● **TASK REQUIREMENTS**: From the entries that follow, list every line in which the string "user" appears.
*** SUPPLIED RECORDS Section Begins ***
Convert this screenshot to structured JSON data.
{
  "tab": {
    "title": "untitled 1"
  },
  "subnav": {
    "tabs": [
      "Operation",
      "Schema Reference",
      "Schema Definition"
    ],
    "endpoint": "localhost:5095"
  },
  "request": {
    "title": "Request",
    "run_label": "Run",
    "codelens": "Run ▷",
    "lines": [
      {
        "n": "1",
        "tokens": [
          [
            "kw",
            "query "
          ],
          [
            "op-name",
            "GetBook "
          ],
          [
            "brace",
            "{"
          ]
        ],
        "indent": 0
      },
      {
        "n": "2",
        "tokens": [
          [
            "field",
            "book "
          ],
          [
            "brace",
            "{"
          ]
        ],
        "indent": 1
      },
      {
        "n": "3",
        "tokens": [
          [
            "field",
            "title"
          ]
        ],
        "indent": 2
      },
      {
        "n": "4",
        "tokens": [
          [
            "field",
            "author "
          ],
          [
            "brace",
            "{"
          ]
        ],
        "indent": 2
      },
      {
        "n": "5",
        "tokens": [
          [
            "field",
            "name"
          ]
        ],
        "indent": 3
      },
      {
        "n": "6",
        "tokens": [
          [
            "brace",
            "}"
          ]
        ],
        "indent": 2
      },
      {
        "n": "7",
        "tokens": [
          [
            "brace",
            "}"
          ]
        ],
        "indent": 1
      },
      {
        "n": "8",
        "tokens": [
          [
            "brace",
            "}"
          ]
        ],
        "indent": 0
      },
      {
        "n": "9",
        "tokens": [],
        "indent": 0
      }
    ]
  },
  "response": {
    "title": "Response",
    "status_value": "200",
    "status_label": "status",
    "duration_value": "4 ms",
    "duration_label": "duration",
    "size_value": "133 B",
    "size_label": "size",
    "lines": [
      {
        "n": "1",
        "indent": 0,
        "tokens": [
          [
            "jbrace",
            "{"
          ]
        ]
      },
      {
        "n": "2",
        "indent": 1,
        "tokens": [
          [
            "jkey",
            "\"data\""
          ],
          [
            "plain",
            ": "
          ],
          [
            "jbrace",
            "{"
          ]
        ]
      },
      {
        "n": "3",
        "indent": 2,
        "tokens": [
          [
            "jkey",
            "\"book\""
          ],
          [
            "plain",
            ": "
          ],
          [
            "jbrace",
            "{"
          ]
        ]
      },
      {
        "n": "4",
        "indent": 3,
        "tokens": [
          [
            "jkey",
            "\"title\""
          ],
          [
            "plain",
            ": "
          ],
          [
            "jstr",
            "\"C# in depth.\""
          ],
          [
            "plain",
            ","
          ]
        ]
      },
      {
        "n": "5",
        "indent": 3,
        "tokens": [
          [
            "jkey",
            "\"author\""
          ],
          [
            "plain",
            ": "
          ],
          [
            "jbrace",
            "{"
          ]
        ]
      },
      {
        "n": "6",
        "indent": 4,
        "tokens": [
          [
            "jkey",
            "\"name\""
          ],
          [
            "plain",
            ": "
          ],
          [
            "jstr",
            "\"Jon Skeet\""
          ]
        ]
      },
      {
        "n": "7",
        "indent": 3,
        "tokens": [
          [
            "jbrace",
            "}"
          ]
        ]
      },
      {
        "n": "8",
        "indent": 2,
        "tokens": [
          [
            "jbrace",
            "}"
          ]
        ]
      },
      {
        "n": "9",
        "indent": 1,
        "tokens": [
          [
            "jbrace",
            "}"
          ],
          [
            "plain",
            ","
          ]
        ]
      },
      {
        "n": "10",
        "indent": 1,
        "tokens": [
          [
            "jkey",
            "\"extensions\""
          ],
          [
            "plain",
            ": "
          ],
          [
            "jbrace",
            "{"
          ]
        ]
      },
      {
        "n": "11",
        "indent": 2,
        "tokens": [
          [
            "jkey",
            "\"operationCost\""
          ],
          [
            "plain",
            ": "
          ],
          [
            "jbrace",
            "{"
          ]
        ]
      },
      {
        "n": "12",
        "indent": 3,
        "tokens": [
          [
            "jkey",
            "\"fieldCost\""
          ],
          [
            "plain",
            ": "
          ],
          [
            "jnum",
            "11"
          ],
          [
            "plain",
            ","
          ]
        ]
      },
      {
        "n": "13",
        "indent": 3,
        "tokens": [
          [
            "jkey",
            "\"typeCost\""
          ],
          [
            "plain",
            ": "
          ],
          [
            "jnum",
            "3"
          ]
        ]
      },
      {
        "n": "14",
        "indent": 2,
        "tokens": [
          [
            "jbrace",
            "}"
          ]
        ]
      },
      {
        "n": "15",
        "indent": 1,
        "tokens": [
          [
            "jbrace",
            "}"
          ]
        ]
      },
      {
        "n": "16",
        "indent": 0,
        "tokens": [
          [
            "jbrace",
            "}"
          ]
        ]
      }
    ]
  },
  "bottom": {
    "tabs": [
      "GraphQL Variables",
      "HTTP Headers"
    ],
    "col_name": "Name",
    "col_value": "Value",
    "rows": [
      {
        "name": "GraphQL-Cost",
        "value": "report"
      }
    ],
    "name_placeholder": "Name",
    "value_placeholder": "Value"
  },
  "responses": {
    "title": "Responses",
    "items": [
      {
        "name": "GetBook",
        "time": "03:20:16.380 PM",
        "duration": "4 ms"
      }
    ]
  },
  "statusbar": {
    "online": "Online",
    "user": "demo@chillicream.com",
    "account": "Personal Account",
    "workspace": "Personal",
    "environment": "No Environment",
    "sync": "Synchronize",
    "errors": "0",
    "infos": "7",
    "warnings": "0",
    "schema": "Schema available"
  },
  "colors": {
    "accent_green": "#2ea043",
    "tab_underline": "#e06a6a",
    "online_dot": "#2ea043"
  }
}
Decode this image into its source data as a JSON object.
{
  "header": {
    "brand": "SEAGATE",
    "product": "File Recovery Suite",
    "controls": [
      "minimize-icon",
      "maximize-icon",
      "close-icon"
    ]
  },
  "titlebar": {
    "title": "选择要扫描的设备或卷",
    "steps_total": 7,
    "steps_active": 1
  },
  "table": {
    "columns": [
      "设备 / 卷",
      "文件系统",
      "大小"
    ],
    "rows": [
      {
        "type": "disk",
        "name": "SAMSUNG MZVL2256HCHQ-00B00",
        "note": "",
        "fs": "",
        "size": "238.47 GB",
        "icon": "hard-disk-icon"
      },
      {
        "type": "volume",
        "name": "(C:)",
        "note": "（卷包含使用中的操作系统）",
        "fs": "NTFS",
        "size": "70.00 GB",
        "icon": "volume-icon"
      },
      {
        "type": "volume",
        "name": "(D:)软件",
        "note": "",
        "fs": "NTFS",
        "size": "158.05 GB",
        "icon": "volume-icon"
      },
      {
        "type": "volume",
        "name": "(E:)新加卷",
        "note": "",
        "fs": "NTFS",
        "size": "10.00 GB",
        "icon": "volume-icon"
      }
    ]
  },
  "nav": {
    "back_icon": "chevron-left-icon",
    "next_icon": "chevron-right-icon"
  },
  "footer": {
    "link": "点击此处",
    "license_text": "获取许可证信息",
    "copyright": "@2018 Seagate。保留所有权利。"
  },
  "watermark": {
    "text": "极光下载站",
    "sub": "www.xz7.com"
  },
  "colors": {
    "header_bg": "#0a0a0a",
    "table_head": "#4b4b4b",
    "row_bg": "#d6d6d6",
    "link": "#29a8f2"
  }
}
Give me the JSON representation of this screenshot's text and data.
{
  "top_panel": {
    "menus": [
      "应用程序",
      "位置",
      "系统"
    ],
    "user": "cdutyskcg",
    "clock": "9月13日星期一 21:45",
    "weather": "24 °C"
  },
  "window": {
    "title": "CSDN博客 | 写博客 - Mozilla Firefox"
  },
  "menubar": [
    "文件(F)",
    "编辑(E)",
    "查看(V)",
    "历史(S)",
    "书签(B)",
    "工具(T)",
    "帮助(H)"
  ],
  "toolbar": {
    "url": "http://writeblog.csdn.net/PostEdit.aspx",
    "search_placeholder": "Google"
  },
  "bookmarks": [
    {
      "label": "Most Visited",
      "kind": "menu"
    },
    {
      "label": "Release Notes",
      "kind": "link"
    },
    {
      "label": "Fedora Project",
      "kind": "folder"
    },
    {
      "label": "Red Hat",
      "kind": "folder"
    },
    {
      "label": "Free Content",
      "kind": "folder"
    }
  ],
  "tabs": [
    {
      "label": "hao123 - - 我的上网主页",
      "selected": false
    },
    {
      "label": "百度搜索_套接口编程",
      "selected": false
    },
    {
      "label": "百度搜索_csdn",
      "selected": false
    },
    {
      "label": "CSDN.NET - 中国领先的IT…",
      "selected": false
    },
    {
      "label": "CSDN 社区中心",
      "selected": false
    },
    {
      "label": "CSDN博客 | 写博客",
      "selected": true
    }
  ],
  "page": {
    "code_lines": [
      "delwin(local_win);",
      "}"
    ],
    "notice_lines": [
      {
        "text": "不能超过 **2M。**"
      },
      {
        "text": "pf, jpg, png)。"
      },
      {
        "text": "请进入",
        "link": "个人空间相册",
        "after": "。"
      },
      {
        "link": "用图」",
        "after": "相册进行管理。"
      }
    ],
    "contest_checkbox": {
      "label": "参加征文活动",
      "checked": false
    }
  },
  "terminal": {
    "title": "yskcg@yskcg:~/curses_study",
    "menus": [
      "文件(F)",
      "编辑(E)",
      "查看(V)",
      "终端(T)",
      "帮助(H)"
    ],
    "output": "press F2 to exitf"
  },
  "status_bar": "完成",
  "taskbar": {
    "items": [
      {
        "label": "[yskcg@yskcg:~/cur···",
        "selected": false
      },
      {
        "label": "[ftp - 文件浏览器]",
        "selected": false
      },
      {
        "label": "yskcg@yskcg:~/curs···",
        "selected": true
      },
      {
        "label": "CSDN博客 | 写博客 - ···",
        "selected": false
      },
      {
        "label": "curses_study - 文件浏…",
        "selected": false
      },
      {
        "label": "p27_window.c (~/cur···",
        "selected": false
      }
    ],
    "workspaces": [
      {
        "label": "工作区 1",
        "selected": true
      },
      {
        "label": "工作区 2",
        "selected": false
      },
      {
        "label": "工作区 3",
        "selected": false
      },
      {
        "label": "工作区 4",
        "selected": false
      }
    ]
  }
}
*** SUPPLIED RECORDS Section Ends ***
● **ANSWER TO THIS PROBLEM**:
    "user": "demo@chillicream.com",
    "user": "cdutyskcg",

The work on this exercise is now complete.